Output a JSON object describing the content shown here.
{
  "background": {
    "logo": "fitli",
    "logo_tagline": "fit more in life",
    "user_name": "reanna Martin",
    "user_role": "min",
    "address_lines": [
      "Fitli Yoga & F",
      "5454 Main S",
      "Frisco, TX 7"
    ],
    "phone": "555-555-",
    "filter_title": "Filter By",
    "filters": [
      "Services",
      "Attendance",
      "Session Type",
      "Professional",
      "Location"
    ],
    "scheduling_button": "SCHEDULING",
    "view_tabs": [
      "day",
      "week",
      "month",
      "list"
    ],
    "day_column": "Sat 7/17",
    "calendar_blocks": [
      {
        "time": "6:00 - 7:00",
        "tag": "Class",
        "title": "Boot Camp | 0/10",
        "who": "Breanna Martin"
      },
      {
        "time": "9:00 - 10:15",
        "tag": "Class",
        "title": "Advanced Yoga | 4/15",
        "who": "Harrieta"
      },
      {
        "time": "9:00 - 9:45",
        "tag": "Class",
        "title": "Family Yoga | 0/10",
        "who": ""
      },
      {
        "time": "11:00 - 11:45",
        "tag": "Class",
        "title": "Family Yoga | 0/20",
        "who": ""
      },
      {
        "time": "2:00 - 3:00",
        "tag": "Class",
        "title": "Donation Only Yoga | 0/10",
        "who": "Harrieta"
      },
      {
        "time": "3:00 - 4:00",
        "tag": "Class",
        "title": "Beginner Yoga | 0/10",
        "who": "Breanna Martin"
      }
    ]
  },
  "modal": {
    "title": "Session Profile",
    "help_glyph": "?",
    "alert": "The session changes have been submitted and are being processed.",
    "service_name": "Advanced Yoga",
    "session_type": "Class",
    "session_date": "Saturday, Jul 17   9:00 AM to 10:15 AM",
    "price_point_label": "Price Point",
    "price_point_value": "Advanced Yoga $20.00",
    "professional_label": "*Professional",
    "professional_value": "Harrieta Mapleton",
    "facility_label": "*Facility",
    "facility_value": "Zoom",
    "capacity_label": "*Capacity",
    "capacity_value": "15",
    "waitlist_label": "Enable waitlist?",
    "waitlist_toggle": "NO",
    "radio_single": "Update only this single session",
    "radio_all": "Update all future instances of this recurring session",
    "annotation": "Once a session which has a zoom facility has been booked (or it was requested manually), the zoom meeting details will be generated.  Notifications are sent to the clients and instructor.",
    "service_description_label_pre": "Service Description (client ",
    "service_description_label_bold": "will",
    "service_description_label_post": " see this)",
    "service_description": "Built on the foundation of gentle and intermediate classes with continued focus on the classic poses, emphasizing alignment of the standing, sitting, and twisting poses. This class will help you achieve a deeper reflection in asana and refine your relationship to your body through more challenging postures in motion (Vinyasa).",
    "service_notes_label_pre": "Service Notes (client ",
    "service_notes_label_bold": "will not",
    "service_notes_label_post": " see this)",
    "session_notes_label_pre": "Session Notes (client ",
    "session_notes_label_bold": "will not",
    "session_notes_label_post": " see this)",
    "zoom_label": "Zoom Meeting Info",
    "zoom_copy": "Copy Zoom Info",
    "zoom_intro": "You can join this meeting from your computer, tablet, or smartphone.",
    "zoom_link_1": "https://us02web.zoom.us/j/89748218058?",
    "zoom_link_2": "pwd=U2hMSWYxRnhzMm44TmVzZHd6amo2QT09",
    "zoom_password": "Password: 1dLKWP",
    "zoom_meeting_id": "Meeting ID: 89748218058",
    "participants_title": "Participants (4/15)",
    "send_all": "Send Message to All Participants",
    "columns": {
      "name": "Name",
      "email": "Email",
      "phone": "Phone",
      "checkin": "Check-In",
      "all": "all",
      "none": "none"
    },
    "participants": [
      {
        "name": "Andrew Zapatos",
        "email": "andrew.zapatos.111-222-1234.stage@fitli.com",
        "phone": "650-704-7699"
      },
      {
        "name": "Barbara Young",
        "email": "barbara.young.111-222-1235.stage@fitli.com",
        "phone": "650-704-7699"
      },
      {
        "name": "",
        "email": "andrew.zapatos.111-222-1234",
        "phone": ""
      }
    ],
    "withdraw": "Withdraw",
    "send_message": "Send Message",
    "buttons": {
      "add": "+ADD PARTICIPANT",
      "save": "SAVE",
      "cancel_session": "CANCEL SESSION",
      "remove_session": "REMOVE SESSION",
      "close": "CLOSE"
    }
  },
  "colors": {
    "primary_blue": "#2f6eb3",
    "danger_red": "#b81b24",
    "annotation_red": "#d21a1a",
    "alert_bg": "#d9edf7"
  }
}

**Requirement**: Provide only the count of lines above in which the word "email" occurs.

**Result of this exercise**: 4